  • iPhone 6 Plus
  • iPhone 6
  • iPhone 5s
  • iPad mini 3
  • iPad mini 2
  • iPad Air
  • iPod touch (6th generation)

As we’re sure you know by now, installing a new iOS or iPadOS update on your iPhone, iPad, or iPod touch couldn’t be easier. Just navigate to Settings > General > Software Update and then tap “Download and Install” at the bottom of that page. If you want, you can also install the update through iTunes by connecting your iOS device to a computer. Whichever method you choose, just make sure to back up your device before installing the update.

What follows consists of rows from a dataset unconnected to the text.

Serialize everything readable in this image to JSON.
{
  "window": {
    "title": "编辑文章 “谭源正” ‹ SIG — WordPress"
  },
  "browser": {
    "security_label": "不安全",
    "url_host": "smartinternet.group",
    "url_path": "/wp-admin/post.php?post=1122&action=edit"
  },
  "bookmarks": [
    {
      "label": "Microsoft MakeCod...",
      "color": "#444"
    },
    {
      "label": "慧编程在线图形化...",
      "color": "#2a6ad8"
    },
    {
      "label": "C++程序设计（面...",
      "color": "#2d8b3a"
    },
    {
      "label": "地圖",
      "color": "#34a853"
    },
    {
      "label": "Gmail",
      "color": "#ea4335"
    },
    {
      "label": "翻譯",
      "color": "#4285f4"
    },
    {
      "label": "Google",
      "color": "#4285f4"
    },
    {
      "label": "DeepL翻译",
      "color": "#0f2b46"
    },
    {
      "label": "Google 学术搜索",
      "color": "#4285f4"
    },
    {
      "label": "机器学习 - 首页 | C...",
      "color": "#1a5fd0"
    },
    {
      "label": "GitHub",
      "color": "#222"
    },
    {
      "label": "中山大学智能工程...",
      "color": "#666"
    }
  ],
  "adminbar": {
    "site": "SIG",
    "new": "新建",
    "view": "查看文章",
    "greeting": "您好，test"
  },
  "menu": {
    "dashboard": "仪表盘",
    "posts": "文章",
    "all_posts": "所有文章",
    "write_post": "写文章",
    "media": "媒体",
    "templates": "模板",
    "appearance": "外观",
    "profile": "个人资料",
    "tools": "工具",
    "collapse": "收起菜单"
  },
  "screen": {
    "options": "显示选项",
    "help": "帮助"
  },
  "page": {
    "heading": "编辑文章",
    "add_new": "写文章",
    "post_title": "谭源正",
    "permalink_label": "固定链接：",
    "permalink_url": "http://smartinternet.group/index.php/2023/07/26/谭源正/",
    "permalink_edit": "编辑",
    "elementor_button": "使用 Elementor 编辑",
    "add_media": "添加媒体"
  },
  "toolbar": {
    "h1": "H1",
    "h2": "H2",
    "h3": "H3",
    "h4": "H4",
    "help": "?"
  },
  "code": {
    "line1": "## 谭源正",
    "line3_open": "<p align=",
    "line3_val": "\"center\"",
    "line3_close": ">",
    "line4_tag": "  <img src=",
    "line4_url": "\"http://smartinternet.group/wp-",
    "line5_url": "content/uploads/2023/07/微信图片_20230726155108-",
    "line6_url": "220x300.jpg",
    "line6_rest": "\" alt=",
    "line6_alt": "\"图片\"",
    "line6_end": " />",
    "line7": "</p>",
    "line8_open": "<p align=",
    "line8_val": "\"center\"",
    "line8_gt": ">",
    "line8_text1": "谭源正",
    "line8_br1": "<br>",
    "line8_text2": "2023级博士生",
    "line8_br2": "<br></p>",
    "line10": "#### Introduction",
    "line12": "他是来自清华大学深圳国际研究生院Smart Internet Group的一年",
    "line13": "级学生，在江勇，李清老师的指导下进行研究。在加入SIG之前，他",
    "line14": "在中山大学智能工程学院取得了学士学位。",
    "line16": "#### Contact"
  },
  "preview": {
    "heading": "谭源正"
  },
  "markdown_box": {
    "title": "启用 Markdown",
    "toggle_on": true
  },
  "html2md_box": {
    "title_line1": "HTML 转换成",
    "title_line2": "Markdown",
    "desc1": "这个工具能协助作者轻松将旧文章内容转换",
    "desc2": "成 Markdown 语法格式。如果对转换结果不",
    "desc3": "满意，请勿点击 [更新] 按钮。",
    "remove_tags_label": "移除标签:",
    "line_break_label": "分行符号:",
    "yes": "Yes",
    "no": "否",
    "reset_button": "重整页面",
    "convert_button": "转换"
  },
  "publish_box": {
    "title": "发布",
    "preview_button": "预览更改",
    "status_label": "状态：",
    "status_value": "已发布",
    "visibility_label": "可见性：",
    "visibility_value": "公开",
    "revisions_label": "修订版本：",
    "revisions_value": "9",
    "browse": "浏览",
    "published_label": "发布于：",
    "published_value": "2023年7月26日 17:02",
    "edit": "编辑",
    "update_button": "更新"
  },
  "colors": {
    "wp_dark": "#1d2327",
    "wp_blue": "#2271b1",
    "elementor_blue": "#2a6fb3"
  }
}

Jacob started covering video games and technology in college as a hobby, but it quickly became clear to him that this was what he wanted to do for a living. He currently resides in New York writing for BGR. His previously published work can be found on TechHive, VentureBeat and Game Rant.